When James Rhodes, AICP, director for the Pitt County Planning Department in North Carolina, first decided to travel to Washington, D.C., to share the news that County Home Complex had been designated as one of APA’s 2017 Great Places in America, he was uncertain how his visit might play with representatives and senators and their staffs. Would they be uninterested or supportive? And would his visit affect Pitt County’s planning efforts long-term?
His meetings with Senate and House staff resulted in not only photo ops and congratulations, but also follow-ups and in-district visits. Rhodes’s outreach to his legislators even prompted visits from staff in Rep. G.K. Butterfield and Gov. Roy Cooper's offices at a local Great Places celebration, and renewed interest in planning work from county commissioners and state leaders.
James Rhodes, AICP, shares with David Simons, a staffer in Sen. Thom Tillis’s Washington, D.C. office, the planning story behind County Home Complex, a 2017 APA Great Place in America. Photo by Thomas Van Veen, Documentary Associates.
Pitt County is just one of the many communities with APA Great Places that has experienced firsthand how telling the planning story behind a cherished neighborhood, street, or public space can open doors to open lines of communications, and eventually, relationships with elected officials.
In Greenwood, South Carolina, planning and city staff showed representatives from Sen. Tim Scott’s office on a walking tour why Uptown Greenwood’s revitalization story received top planning honors. In Warren, Rhode Island, Rep. David Cicilline was on hand to celebrate planning and its true value to communities.
Planners’ Advocacy Network members like Kate Michaud, AICP, continue to leverage the relationships she established through Warren’s Great Neighborhood designation in her advocacy on federal budget, tax reform, and infrastructure issues to the Rhode Island congressional delegation today.
APA is accepting suggestions for our class of 2018 Great Places in America now through Wednesday, April 25. Know of neighborhood, public space, or street that has brought a positive change through planning to a local community? Tell us about it.
A Great Place in your community demonstrates the importance of planning, provides an opportunity for promotion and tourism, and illustrates how local policies and projects strengthen our communities. Great Places can be suggested by elected officials, planners, and the public.
Nominate a place worth celebrating in four easy steps:
Designees are celebrated in September at APA’s Policy and Advocacy Conference in Washington, D.C., and announced officially in October during National Community Planning Month.

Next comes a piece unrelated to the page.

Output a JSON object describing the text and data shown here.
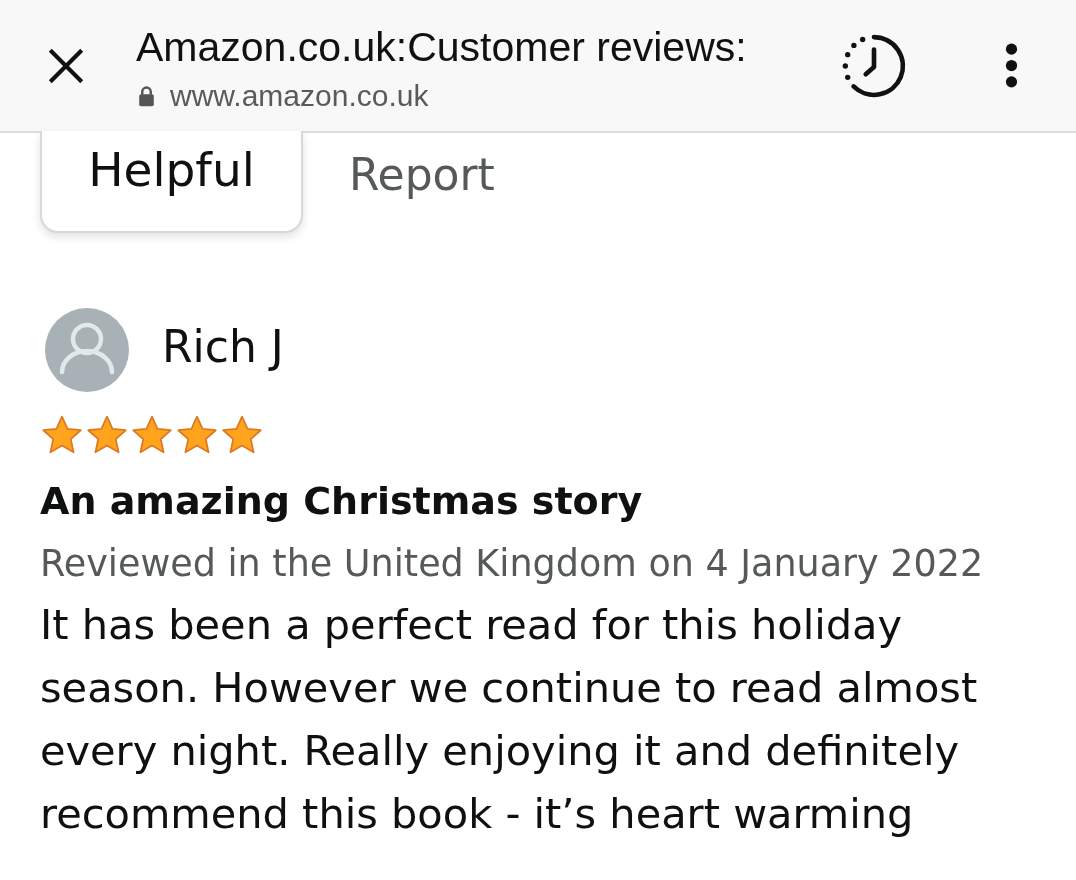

Top image: Planning advocates from North Carolina prepare for their meeting with Sen. Thom Tillis’s staff during a busy Planners’ Day on Capitol Hill day in Washington, D.C. Photo by Thomas Van Veen, Documentary Associates.
About the Author
Emily Pasi is APA's outreach and communications manager.